Edge of Darkness


     Edge of Darkness marks the mainstream return of Oscar winner Mel Gibson. After his many tabloid disasters and rehab problems he returns to the kind of films he was making during the better part of the 1990’s. This film, from Martin Campbell who directed Casino Royale and The Mask of Zorro, looked a lot like the revenge thriller Taken with Mel Gibson when I saw the trailer. However besides the father factor they are vastly different and Edge of Darkness understands that viewers want up close and personal violence and that’s exactly what Campbell delivers. Gibson’s performance is similar to that of Paycheck or Ransom so nothing we haven’t seen before.

     Boston detective Thomas Craven (Gibson) was looking forward to spending a weekend with his 24 year old daughter Emma, but after her arrival she begins throwing up and reluctant to tell her father what’s wrong. Before she has the chance she is murdered as Thomas is trying to get her to the hospital.

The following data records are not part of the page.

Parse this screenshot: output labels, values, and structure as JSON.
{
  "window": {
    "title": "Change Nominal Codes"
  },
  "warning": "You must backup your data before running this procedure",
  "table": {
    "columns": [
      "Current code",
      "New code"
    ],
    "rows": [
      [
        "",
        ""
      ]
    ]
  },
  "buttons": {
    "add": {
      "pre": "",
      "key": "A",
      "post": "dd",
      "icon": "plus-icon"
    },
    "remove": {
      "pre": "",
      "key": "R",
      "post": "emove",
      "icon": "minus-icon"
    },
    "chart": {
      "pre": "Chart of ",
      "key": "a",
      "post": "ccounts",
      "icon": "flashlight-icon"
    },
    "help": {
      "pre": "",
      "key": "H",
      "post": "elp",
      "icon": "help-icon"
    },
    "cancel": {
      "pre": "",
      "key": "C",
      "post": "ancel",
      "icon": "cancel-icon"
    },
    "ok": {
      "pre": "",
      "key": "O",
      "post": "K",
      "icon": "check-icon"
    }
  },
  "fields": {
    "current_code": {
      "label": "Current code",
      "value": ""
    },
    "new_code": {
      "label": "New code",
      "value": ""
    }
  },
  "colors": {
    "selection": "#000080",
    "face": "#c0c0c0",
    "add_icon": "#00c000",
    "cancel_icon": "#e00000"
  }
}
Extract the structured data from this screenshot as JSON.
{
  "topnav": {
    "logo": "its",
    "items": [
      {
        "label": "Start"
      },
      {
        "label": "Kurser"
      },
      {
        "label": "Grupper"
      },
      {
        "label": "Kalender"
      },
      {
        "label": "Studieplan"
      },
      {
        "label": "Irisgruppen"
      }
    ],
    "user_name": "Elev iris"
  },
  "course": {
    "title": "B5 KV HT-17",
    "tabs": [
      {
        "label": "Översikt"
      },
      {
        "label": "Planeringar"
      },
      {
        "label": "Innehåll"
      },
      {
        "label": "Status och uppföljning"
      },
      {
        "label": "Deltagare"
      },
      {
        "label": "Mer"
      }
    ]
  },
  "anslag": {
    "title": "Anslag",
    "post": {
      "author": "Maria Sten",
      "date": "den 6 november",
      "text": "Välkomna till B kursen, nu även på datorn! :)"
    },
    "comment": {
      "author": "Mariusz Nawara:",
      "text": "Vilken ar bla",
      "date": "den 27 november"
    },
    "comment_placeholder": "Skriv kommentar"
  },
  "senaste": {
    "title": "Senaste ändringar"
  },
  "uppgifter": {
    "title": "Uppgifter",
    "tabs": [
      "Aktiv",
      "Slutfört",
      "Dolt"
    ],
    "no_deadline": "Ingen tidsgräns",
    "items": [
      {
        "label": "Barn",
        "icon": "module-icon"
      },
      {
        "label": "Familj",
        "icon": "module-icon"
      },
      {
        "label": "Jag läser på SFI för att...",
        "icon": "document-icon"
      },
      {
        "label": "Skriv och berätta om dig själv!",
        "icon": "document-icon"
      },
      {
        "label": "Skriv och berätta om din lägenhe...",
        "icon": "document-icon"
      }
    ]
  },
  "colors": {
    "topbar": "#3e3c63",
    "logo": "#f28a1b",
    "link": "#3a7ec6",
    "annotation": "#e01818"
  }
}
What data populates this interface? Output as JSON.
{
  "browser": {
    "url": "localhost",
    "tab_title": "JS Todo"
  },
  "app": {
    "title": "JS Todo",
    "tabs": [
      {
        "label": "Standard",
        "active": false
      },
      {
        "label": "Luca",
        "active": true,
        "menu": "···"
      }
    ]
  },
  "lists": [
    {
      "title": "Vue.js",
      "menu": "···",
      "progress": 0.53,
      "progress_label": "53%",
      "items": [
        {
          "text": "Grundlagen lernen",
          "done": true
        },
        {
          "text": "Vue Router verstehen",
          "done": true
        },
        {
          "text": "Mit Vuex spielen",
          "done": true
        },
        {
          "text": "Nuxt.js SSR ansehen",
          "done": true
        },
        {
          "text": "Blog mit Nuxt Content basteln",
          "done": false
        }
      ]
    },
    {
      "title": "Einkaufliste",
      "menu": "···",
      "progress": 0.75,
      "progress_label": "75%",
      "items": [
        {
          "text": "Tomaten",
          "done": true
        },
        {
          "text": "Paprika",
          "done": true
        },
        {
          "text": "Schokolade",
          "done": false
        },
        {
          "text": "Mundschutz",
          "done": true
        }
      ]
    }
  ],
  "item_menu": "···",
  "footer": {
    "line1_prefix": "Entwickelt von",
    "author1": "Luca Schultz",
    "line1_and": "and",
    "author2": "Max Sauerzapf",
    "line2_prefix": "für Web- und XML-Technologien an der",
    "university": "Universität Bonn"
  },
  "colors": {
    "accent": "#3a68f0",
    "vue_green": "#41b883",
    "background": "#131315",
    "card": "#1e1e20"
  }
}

Filled with rage, confusion and questions Thomas begins opening doors that certain people want closed. He soon learns that his daughter was involved with a project dealing with national security and she was killed to protect their interests. Thomas will stop at nothing to find his daughter’s killer and finish the work his daughter died for.

     The movie understands that they have to suck the audience in from the beginning which is why they bypass too much character building and use the daughter’s violent and disturbing death to beg the audience to keep watching. The plot while old fashioned then turns into an investigate thriller that on the surface seems complicated and never ending but the film turns to a quick resolution to end the story. In some ways the script could be compared to Gibson’s film Conspiracy Theory just without the comedic undertones.

     Edge of Darkness relies heavily on the edge and little on the darkness, but it’s an entertaining thriller that uses emotion and the element of surprise to stay fresh. Gibson throughout his career has taken risks but this is a film and role that we would expect from him and will likely even win back some of his old fans. As fun as it might be to watch it as just as forgettable after the credits role.

     Final Thought – Nothing we haven’t seen before.

Grade B-

By: Dustin Chase W.

Editor: Jennifer Gih